What you will read in this article:
Pamina Briefly Introduced
At the beginning of The Magic Flute, Pamina is not with her mother, but in the power of Sarastro, the Queen of the Night’s antagonist. When Pamina tries to escape from Sarastro’s kingdom, she is held back by Monostatos, a servant of Sarastro. But fortunately, help rushes in….
Liberation With Obstacles
…because Pamina’s mother, the Queen of the Night, has commissioned Prince Tamino to rescue Pamina. But Tamino does not set out on this mission alone – the bird catcher Papageno is also part of the party.
Papageno succeeds in entering Sarastro’s castle unnoticed and driving Monostatos away. But it takes a while before Pamina is finally freed, for she is destined for higher things.
Pamina's Role in the Magic Flute

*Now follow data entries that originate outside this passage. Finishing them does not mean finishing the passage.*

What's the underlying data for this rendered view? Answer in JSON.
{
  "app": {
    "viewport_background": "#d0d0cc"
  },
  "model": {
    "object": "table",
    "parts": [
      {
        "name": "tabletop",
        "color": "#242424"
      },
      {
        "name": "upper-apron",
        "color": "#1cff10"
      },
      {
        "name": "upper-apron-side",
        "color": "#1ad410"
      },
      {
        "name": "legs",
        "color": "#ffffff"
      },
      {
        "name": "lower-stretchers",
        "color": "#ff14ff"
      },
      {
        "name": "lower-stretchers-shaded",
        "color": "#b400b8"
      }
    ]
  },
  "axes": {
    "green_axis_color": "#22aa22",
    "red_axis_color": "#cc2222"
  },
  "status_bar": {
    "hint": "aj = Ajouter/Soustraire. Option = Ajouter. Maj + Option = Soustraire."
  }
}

The central theme of The Magic Flute, as is often the case in opera, is love. Tamino wants to save Pamina primarily because he fell in love with her when he first saw a picture of her.
But there is a second central theme of The Magic Flute, which may be the reason this piece has been one of the most performed operas ever for centuries: it’s about becoming a better person by overcoming trials. (If you’re already a die-hard opera pro, you’ll recognize an exciting parallel to Wagner’s Parsifal here…).
After all, it would be kind of boring if the love between Tamino and Pamina were just possible. Instead, Tamino must pass difficult tests to prove himself worthy of love for Pamina.
It is one of these tests in which Pamina makes her greatest appearance. Tamino must remain silent – no matter what happens. Pamina, interpreting Tamino’s silence as a rejection, thinks that Tamino no longer loves her. She gives expression to her despair in her aria:
Tamino and Pamina then even master the final test together. The Magic Flute ends with the marriage of Tamino and Pamina.